THE TASK: Of the lines below, report only those that contain "USGS".

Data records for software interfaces
════

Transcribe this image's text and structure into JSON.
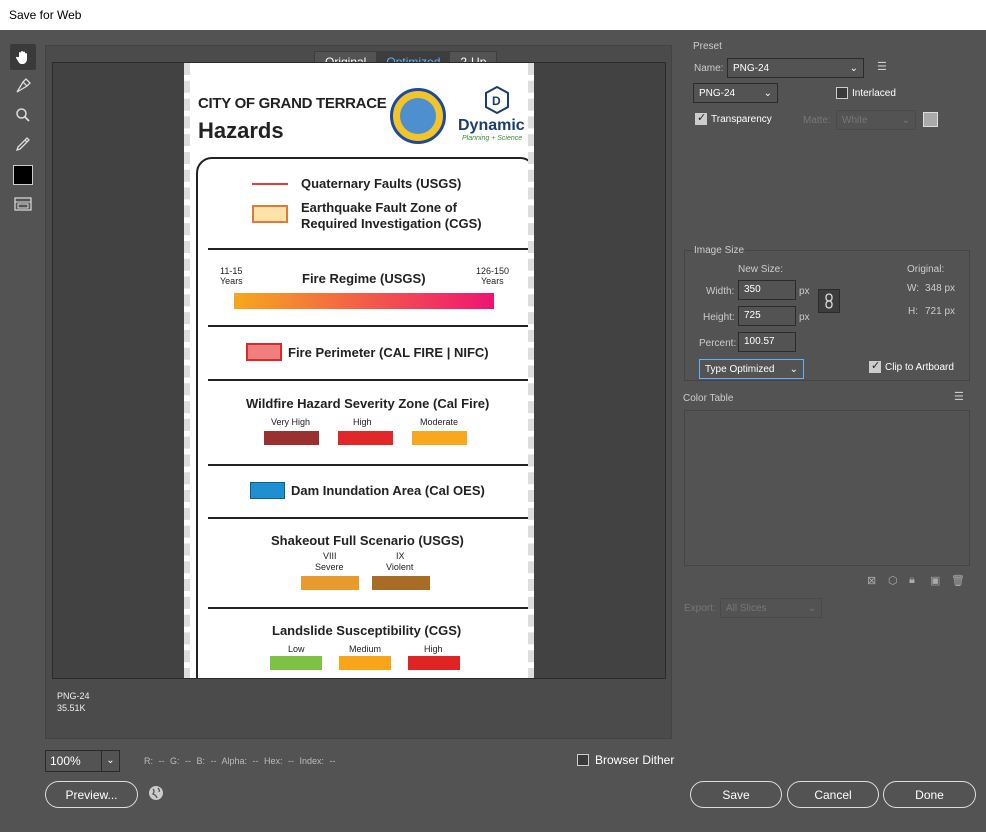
{
  "window": {
    "title": "Save for Web"
  },
  "tabs": [
    {
      "label": "Original"
    },
    {
      "label": "Optimized"
    },
    {
      "label": "2-Up"
    }
  ],
  "artboard": {
    "header_line1": "CITY OF GRAND TERRACE",
    "header_line2": "Hazards",
    "logo_name": "Dynamic",
    "logo_sub": "Planning + Science",
    "legend": {
      "faults": "Quaternary Faults (USGS)",
      "fault_zone_l1": "Earthquake Fault Zone of",
      "fault_zone_l2": "Required Investigation (CGS)",
      "fire_regime": "Fire Regime (USGS)",
      "fire_min_l1": "11-15",
      "fire_min_l2": "Years",
      "fire_max_l1": "126-150",
      "fire_max_l2": "Years",
      "fire_perimeter": "Fire Perimeter (CAL FIRE | NIFC)",
      "whsz": "Wildfire Hazard Severity Zone (Cal Fire)",
      "whsz_items": [
        "Very High",
        "High",
        "Moderate"
      ],
      "dam": "Dam Inundation Area (Cal OES)",
      "shakeout": "Shakeout Full Scenario (USGS)",
      "shake_items": [
        {
          "l1": "VIII",
          "l2": "Severe"
        },
        {
          "l1": "IX",
          "l2": "Violent"
        }
      ],
      "landslide": "Landslide Susceptibility (CGS)",
      "landslide_items": [
        "Low",
        "Medium",
        "High"
      ]
    },
    "colors": {
      "fault_line": "#e23b3b",
      "fault_zone": "#fde3a8",
      "fire_perimeter": "#f08080",
      "very_high": "#9b3030",
      "high": "#e02828",
      "moderate": "#f7a81f",
      "dam": "#1f8fd0",
      "viii": "#e89a2c",
      "ix": "#a86d24",
      "low": "#7dc242",
      "medium": "#f9a51a",
      "ls_high": "#e02323"
    }
  },
  "status": {
    "format": "PNG-24",
    "size": "35.51K"
  },
  "zoom": {
    "value": "100%"
  },
  "readout": "R: --  G: --  B: --  Alpha: --  Hex: --  Index: --",
  "browser_dither": "Browser Dither",
  "buttons": {
    "preview": "Preview...",
    "save": "Save",
    "cancel": "Cancel",
    "done": "Done"
  },
  "preset": {
    "section": "Preset",
    "name_label": "Name:",
    "name_value": "PNG-24",
    "format_value": "PNG-24",
    "interlaced": "Interlaced",
    "transparency": "Transparency",
    "matte_label": "Matte:",
    "matte_value": "White"
  },
  "image_size": {
    "section": "Image Size",
    "new_size": "New Size:",
    "original": "Original:",
    "width_label": "Width:",
    "width_value": "350",
    "height_label": "Height:",
    "height_value": "725",
    "px": "px",
    "percent_label": "Percent:",
    "percent_value": "100.57",
    "orig_w_label": "W:",
    "orig_w": "348 px",
    "orig_h_label": "H:",
    "orig_h": "721 px",
    "quality_value": "Type Optimized",
    "clip": "Clip to Artboard"
  },
  "color_table": {
    "section": "Color Table"
  },
  "export": {
    "label": "Export:",
    "value": "All Slices"
  }
}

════

ANSWER FOR THE TASK:
      "faults": "Quaternary Faults (USGS)",
      "fire_regime": "Fire Regime (USGS)",
      "shakeout": "Shakeout Full Scenario (USGS)",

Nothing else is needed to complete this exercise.